“Farmers, I LOVE YOU!” Trump tweeted on Monday. “Farmers will be a very BIG and FAST beneficiary of our deal with China. They intend to start purchasing agricultural product immediately.”
The White House has sought to portray the agreement with China as significant, pointing to never before seen participation by Xi. Trump went so far as to describe the dinner as “extraordinary” and a “BIG leap forward,” in a tweet Monday.
Officials have celebrated the Argentina dinner as a meeting between equals, with Kudlow saying Trump “made the pitch himself.”
“You could even say he was selling this, which was, in my opinion, quite unusual for a head of state,” Kudlow said. “Guys like me are supposed to know the details. He did.”
But the prelude to the meeting inverted the usual progression of trade negotiations, with a Chinese delegation canceling a planned trip to Washington in the days leading up to the dinner and few if any specifics worked out among lower-level staffers ahead of time.
That showed in the subsequent uncertainty over what, if anything, had really been accomplished.
Beijing has yet to confirm any specifics on a verbal agreement discussed between the leaders of the world’s two largest economies.
“We don’t know yet, but I am hopeful,” said Kudlow, speaking Tuesday at the same Wall Street Journal conference where Mnuchin appeared.
China sent at least one reassuring signal on Tuesday with dozens of Chinese government agencies agreeing to sign an agreement to implement tougher sanctions for intellectual property theft.

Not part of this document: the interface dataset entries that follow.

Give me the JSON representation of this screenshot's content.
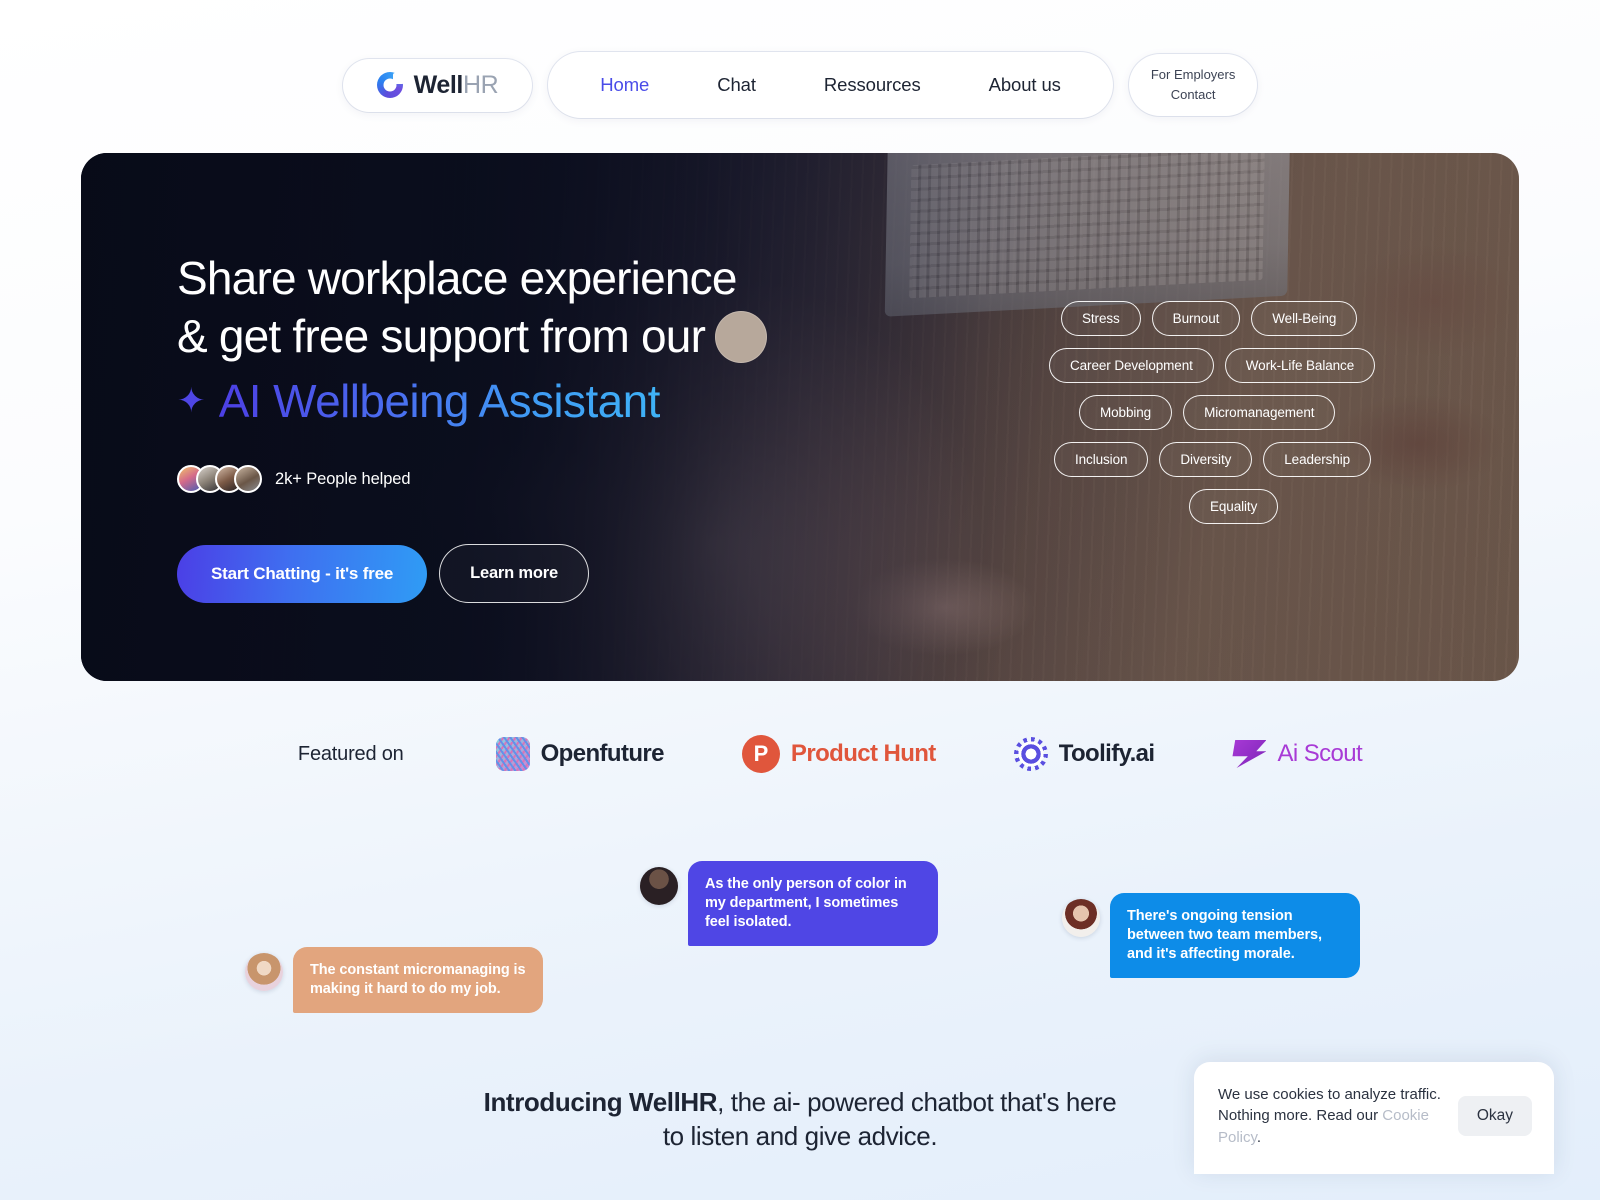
{
  "nav": {
    "logo": {
      "bold": "Well",
      "light": "HR"
    },
    "menu": [
      {
        "label": "Home",
        "active": true
      },
      {
        "label": "Chat",
        "active": false
      },
      {
        "label": "Ressources",
        "active": false
      },
      {
        "label": "About us",
        "active": false
      }
    ],
    "cta": {
      "line1": "For Employers",
      "line2": "Contact"
    }
  },
  "hero": {
    "headline_line1": "Share workplace experience",
    "headline_line2": "& get free support from our",
    "headline_gradient": "AI Wellbeing Assistant",
    "sparkle_icon": "sparkle-icon",
    "social_proof": "2k+ People helped",
    "primary_button": "Start Chatting - it's free",
    "secondary_button": "Learn more",
    "tags": [
      [
        "Stress",
        "Burnout",
        "Well-Being"
      ],
      [
        "Career Development",
        "Work-Life Balance"
      ],
      [
        "Mobbing",
        "Micromanagement"
      ],
      [
        "Inclusion",
        "Diversity",
        "Leadership"
      ],
      [
        "Equality"
      ]
    ],
    "accent_gradient_from": "#4c3fe4",
    "accent_gradient_to": "#3fb3f6"
  },
  "featured": {
    "label": "Featured on",
    "brands": [
      {
        "name": "Openfuture",
        "color": "#1d2433",
        "icon": "openfuture-icon"
      },
      {
        "name": "Product Hunt",
        "color": "#e0563c",
        "icon": "product-hunt-icon"
      },
      {
        "name": "Toolify.ai",
        "color": "#1d2433",
        "icon": "toolify-icon"
      },
      {
        "name": "Ai Scout",
        "color": "#a83ad6",
        "icon": "ai-scout-icon"
      }
    ]
  },
  "chat": {
    "bubbles": [
      {
        "text": "As the only person of color in my department, I sometimes feel isolated.",
        "color": "#4f46e5"
      },
      {
        "text": "There's ongoing tension between two team members, and it's affecting morale.",
        "color": "#0d8ce8"
      },
      {
        "text": "The constant micromanaging is making it hard to do my job.",
        "color": "#e2a57e"
      }
    ]
  },
  "intro": {
    "bold": "Introducing WellHR",
    "rest": ", the ai- powered chatbot that's here",
    "line2": "to listen and give advice."
  },
  "cookie": {
    "text_part1": "We use cookies to analyze traffic. Nothing more. Read our ",
    "link": "Cookie Policy",
    "text_part2": ".",
    "button": "Okay"
  }
}
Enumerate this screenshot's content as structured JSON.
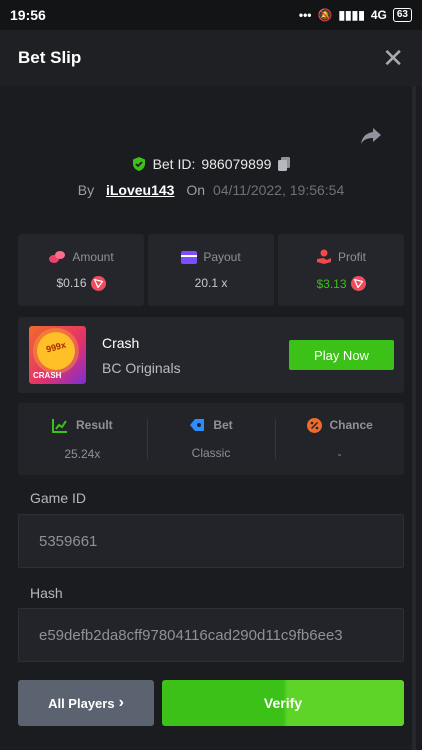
{
  "status": {
    "time": "19:56",
    "network": "4G",
    "battery": "63"
  },
  "header": {
    "title": "Bet Slip"
  },
  "bet": {
    "id_label": "Bet ID:",
    "id": "986079899",
    "by": "By",
    "user": "iLoveu143",
    "on": "On",
    "date": "04/11/2022, 19:56:54"
  },
  "stats": [
    {
      "label": "Amount",
      "value": "$0.16"
    },
    {
      "label": "Payout",
      "value": "20.1 x"
    },
    {
      "label": "Profit",
      "value": "$3.13"
    }
  ],
  "game": {
    "name": "Crash",
    "provider": "BC Originals",
    "thumb_text": "CRASH",
    "thumb_badge": "999x",
    "play_label": "Play Now"
  },
  "result": [
    {
      "label": "Result",
      "value": "25.24x"
    },
    {
      "label": "Bet",
      "value": "Classic"
    },
    {
      "label": "Chance",
      "value": "-"
    }
  ],
  "fields": {
    "game_id_label": "Game ID",
    "game_id": "5359661",
    "hash_label": "Hash",
    "hash": "e59defb2da8cff97804116cad290d11c9fb6ee3"
  },
  "actions": {
    "players": "All Players",
    "players_arrow": "›",
    "verify": "Verify"
  },
  "colors": {
    "green": "#3bc117",
    "coin": "#ef4d5d",
    "bg": "#1a1c1f"
  }
}
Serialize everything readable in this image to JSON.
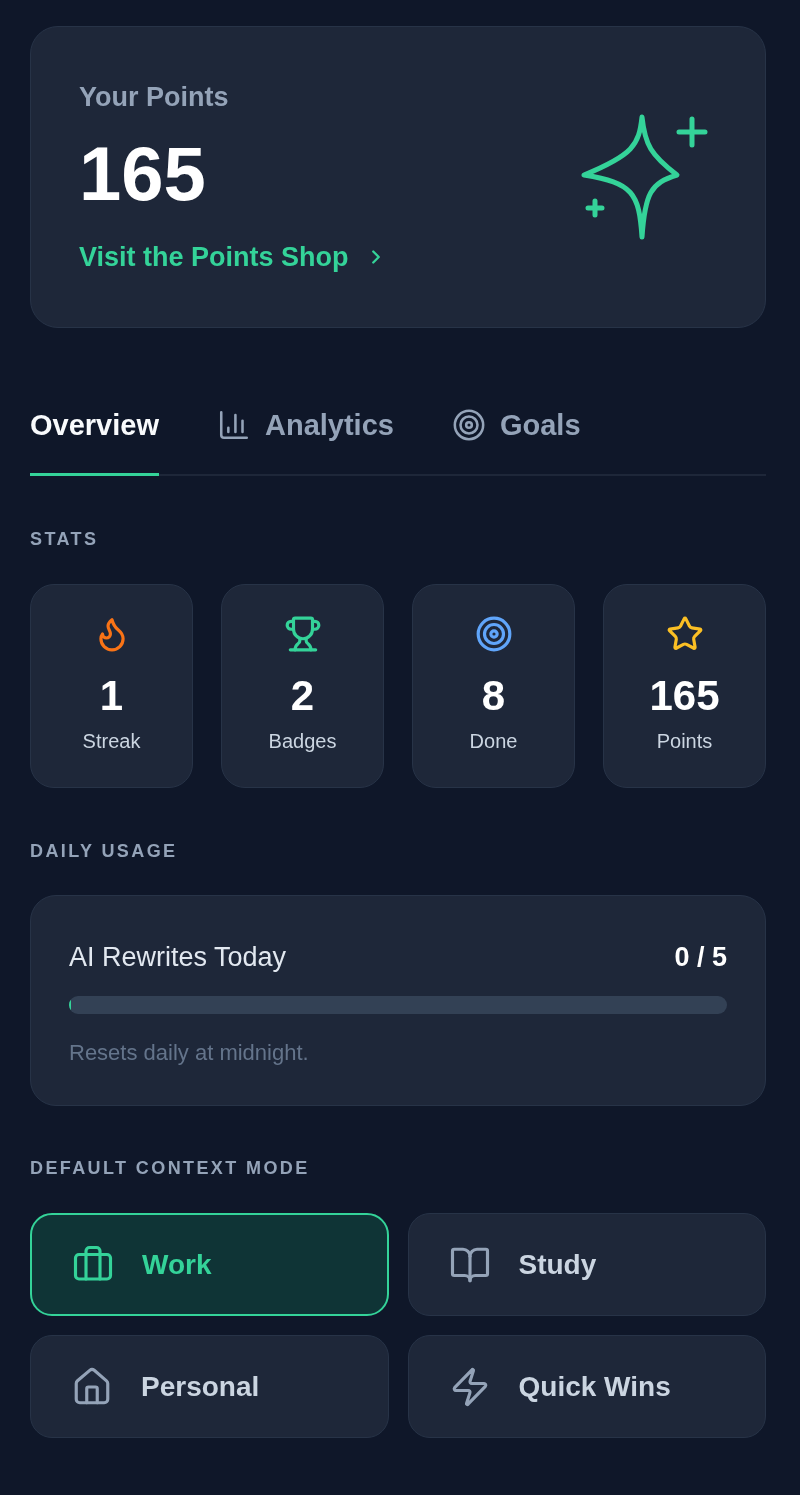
{
  "points_card": {
    "label": "Your Points",
    "value": "165",
    "link": "Visit the Points Shop"
  },
  "tabs": [
    {
      "label": "Overview",
      "selected": true
    },
    {
      "label": "Analytics",
      "selected": false
    },
    {
      "label": "Goals",
      "selected": false
    }
  ],
  "stats": {
    "heading": "STATS",
    "items": [
      {
        "value": "1",
        "label": "Streak",
        "color": "#f97316"
      },
      {
        "value": "2",
        "label": "Badges",
        "color": "#34d399"
      },
      {
        "value": "8",
        "label": "Done",
        "color": "#60a5fa"
      },
      {
        "value": "165",
        "label": "Points",
        "color": "#fbbf24"
      }
    ]
  },
  "daily_usage": {
    "heading": "DAILY USAGE",
    "title": "AI Rewrites Today",
    "count": "0 / 5",
    "level": 0,
    "note": "Resets daily at midnight."
  },
  "context_mode": {
    "heading": "DEFAULT CONTEXT MODE",
    "options": [
      {
        "label": "Work",
        "selected": true
      },
      {
        "label": "Study",
        "selected": false
      },
      {
        "label": "Personal",
        "selected": false
      },
      {
        "label": "Quick Wins",
        "selected": false
      }
    ]
  }
}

Mnuchin tried to assure investors that both presidents – Trump and Xi – had agreed on “very, very specific issues” that touched on top US concerns related to intellectual property, forced technology, joint ventures and cyber issues. He made comments on trade talks minutes after stocks began falling sharply, erasing Monday’s gains.
The secretary stressed China made pledges well beyond Xi’s willingness to take a second look at a $44 billion deal for Qualcomm Inc. to purchase NXP Semiconductors NV and roughly $1.2 trillion in commitments to purchase US agricultural, energy and other goods from the United States. “That was not the case at all,” said Mnuchin.
“This was the first time that China responded to us on the structural side with very specific items,” he said. The Treasury secretary said the Chinese government responded to a 30-page document sent by the Trump administration by providing a 142-item list with specific responses ahead of the dinner. There, Xi spoke for 45 minutes walking Trump through a “very specific plan,” Mnuchin recounted.
Still, the Treasury secretary cautioned that “time will tell” whether the two countries would be able to reach a deal ahead of a 90-day deadline.
“Whether we can get to that – a real agreement, where at least we make a lot of progress over the 90-day period or not, time will tell,” said Mnuchin, adding any decision to go beyond that timeframe would be “up to the President to decide.”
But Trump’s own tweets drew direct responses Tuesday, including from Democratic Senator Tim Kaine of Virginia. The 2016 Democratic vice-presidential nominee responded to Trump by tweeting: “Tariff Man”?? Reminds me more of The Beatles’ ‘Nowhere Man.’: He’s as blind as he can be // Just sees what he wants to see.”